"I hope the students and community are proven wrong and that Dr. Cooke commits to supporting instruction of all of our community's students in a manner that includes those with disabilities and facing other barriers, and equips our community's students with skills to access the workforce, not just the doors of a 4-year university,” says Lynch.
Even though the consortium’s 3-year implementation plan dated March 1, 2015 identified what was needed by the community, per the public's comments MiraCosta's administration and the consortium has largely ignored the AB86 plan's action items for adults with disabilities. Now that the public has exposed the lack of the consortium's public meetings, and the consortium's failure to meet any of the deadlines to fund the items specified in the plan for the students with disabilities, the community hopes that the Board and MiraCosta's president Sunny Cooke will provide the leadership needed to make changes.
Members of the public have asked the Board to place the matter on the its agenda for an update on what will be done about the consortium's funding allocations made during the time between April 2016 and December 2017 -- when no public meetings were held -- but so far this request has not been granted.
Lynch, Makings, students and others have raised numerous valid questions that need answers. Watchdog has one too: why is the Adult Education Block Grant supervisor still there if the lack of public meetings and these alleged problems happened under her watch?

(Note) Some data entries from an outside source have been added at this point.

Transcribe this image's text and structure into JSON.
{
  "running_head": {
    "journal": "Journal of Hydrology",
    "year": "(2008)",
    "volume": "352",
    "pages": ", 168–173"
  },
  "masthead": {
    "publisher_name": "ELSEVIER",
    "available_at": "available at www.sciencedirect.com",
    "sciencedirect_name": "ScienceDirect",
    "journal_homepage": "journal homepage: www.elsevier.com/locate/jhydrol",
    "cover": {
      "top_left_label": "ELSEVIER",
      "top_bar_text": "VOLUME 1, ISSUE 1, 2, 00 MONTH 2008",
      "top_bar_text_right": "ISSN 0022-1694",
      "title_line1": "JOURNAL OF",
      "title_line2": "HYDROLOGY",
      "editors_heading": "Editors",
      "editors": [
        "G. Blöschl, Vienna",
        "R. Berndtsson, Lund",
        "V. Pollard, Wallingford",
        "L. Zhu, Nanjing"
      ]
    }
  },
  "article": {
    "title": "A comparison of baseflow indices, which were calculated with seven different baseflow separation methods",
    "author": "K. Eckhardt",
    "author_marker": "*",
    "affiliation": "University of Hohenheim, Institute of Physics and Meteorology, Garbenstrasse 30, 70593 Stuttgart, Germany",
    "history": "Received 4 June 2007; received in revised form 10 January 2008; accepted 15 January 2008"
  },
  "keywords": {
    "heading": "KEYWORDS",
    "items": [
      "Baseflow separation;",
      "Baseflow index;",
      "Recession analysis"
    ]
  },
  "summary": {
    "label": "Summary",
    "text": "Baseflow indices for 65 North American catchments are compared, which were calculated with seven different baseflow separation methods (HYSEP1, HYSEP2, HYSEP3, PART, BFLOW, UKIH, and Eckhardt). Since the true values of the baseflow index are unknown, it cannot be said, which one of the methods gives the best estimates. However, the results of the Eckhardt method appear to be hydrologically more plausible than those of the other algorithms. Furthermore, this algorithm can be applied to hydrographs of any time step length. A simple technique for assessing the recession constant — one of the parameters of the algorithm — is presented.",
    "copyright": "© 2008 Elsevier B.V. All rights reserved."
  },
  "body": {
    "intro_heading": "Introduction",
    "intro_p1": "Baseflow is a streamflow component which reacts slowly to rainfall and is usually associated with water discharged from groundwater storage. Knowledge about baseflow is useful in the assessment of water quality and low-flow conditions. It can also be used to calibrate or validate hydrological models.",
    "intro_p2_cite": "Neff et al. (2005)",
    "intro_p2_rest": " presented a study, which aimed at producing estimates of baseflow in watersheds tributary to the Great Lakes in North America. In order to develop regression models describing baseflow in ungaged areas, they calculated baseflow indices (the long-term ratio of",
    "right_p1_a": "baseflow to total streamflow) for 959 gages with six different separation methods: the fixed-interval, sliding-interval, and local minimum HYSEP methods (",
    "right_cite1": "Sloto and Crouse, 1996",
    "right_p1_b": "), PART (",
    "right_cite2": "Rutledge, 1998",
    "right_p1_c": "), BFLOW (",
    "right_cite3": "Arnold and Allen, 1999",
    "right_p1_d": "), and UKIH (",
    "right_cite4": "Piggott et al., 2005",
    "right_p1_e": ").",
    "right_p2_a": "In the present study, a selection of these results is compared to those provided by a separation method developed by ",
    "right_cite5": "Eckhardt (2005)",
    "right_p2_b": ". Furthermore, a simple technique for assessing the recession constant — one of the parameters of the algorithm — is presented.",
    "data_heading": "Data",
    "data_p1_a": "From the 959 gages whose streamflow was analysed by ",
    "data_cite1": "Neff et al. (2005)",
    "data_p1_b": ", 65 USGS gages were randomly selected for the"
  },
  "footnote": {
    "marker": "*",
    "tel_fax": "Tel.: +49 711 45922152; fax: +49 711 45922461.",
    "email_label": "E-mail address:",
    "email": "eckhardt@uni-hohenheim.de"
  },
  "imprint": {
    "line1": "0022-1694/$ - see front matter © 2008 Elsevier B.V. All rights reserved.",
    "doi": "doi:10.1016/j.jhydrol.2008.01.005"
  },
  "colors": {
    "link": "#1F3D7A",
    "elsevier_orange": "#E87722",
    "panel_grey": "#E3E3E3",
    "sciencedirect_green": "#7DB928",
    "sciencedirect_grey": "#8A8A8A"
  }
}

The next consortium meeting is scheduled for June 18, 2018 at noon at La Colonia Park, 715 Valley Avenue, Solana Beach (main hall). The next regular MCCCD board meeting is scheduled for May 17 at 4 pm at the San Elijo Campus, 3333 Manchester Avenue, Cardiff.
1. AB 86 Plan
2. Academic Senate Resolution
(Audio Tape of public comments are available on the Academic Senate Website)
3. Budget Planning Committee Site (requires portal login to access agenda and minutes)